Friday, June 9, 2006
Many locations, including those in California and Virginia, are allowing hybrid car drivers to use lanes that are otherwise reserved exclusively for car-pool vehicles. This is bad policy, I suggest.
The reason for car-pool lanes is to relieve traffic congestion by encouraging shared riding and alternative means of transportation. Driving a hybrid, however, does not serve these goals -- indeed, with new hybrid SUVs, the low-emission vehicles aren't necessarily smaller cars that take up less space, and driving a hybrid does not mean that one drives less often. The benefits of hybrid vehicles is that they are fuel efficient and pollute less (I look forward to buying one once my '98 Saturn gives up). Although government encourages these benefits of hybrids, government also encourages people to contribute to charities and to eat their vegetables. Should these worthy acts entitle one to drive in the car-pool lanes?
By mixing the goals of traffic relief and fuel/pollution, governments risk losing popular support, which has always been tenuous at best, for car-pool lanes.
Wednesday, June 7, 2006
Here are an uneducated easterner's thoughts -- perhaps ignorant, perhaps obvious -- about the land use plight of the American Indian tribes of the West. Traditionally, the tribes were either nomadic (such as the Apaches) or agricultural (such as the Hopis), often on marginal land. With their modern-day concentration on reservations -- often very poor land, of course -- the tribes were unable to continue a nomadic lifestyle and have found subsistence farming to be very difficult. Thus a young Indian is faced with a dilemma: the traditional way of living is all but impossible on the reservation, and joining the dominant, non-Indian economy means leaving one's culture behind. Today, of course, gambling has recently brought in a lot of money, and pleasant new houses are visible across Indian lands. But support through the money of gambling is not a culture ….
Tuesday, June 6, 2006
What kinds of commerce should cities encourage to revitalize their downtowns? I was recently in Albuquerque, which, like many sun belt cities, saw its old commercial downtown whither in the suburban age. New Mexico's biggest city has tried to revive its downtown with nostalgia: its Central Avenue was a stretch of the famous old Route 66 (eliminated by unromantic highway managers when Interstate 40 was run through the Southwest) and still holds a lot of interesting Art Deco buildings. But while the city tries advertising nostalgia, the successful new businesses I saw on Central Avenue were all youth-oriented: night clubs, dance spots, and hip bars. This is a lesson that policy makers and planners are often reluctant to understand: While it may be possible to lure single young people with few responsibilities to the bright lights of downtown, it is far harder to attract suburban families, who seem to prefer the big parking lots, short walks, and controlled atmosphere of the suburban realm.
Monday, June 5, 2006

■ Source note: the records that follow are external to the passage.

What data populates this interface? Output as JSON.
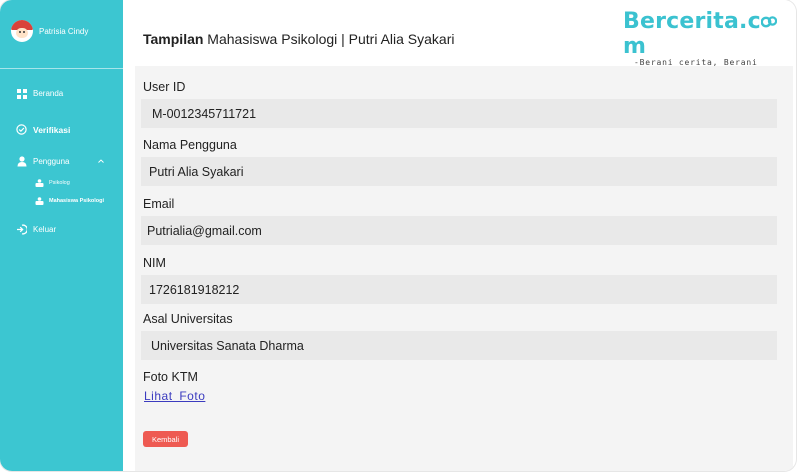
{
  "sidebar": {
    "profile_name": "Patrisia Cindy",
    "items": [
      {
        "label": "Beranda",
        "icon": "grid-icon"
      },
      {
        "label": "Verifikasi",
        "icon": "check-circle-icon"
      },
      {
        "label": "Pengguna",
        "icon": "user-icon"
      },
      {
        "label": "Keluar",
        "icon": "logout-icon"
      }
    ],
    "sub_items": [
      {
        "label": "Psikolog",
        "icon": "user-badge-icon"
      },
      {
        "label": "Mahasiswa Psikologi",
        "icon": "user-badge-icon"
      }
    ],
    "bg_color": "#3cc6d1"
  },
  "header": {
    "title_bold": "Tampilan",
    "title_rest": " Mahasiswa Psikologi | Putri Alia Syakari",
    "brand_name": "Bercerita.c",
    "brand_name_end": "m",
    "brand_tagline": "-Berani cerita, Berani pulih-",
    "brand_color": "#3bc2d0"
  },
  "form": {
    "fields": [
      {
        "label": "User ID",
        "value": "M-0012345711721"
      },
      {
        "label": "Nama Pengguna",
        "value": "Putri Alia Syakari"
      },
      {
        "label": "Email",
        "value": "Putrialia@gmail.com"
      },
      {
        "label": "NIM",
        "value": "1726181918212"
      },
      {
        "label": "Asal Universitas",
        "value": "Universitas Sanata Dharma"
      }
    ],
    "photo_label": "Foto KTM",
    "photo_link": "Lihat Foto",
    "back_button": "Kembali",
    "back_color": "#ee5a52"
  }
}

One of the most thorny dilemmas of land use policy is the city park. For many years, downtown parks and squares have been magnets for the homeless, drug addicts, and other antisocial types, thus making them to anathema to the average citizen. In a less tolerant past, winos might have been told to "scram" by the cop walking the beat; by 1970, however, few cops patrolled the streets and the striking down of vagrancy laws restricted law's ability to regulate the parks. The shunning of urban parks by the average citizen was exacerbated both by suburbanization (auto-bound commuters saw no reason even to consider visiting an urban park) and the American attitude of favoring private space (homes and offices) over public space.
In the past 20 years, however, revived attention to urban amenities has led many cities to pay renewed attention to their downtown parks. Yesterday, I was in Santa Fe, New Mexico, whose Plaza was laid out by the Spanish soon after 1610, making it one of the nation's oldest urban squares. Compared with my last visit nearly ten years ago, the Plaza at lunchtime was flush with urban activity. One section seemed permanently reserved for groups of scruffy, hackysack-playing teens; meanwhile, a respectful distance away, Indian families ate lunch on the grass, while many of the ornate metal benches were filled with weary tourists (like me) resting their feet and adjusting their cameras.
What has helped the Plaza? One small but significant change that I noticed is that lunchtime carts, previously restricted to side streets, were now conveniently placed at each corner of the Plaza, offering green chile corn tamales, turkey drumsticks, and hot dogs. By allowing this type of commerce, Santa Fe lures lawyers in gray suits and others who might see no reason to visit and sit down. Once a critical mass of non-threatening people are observed, the urban park seems friendly to all.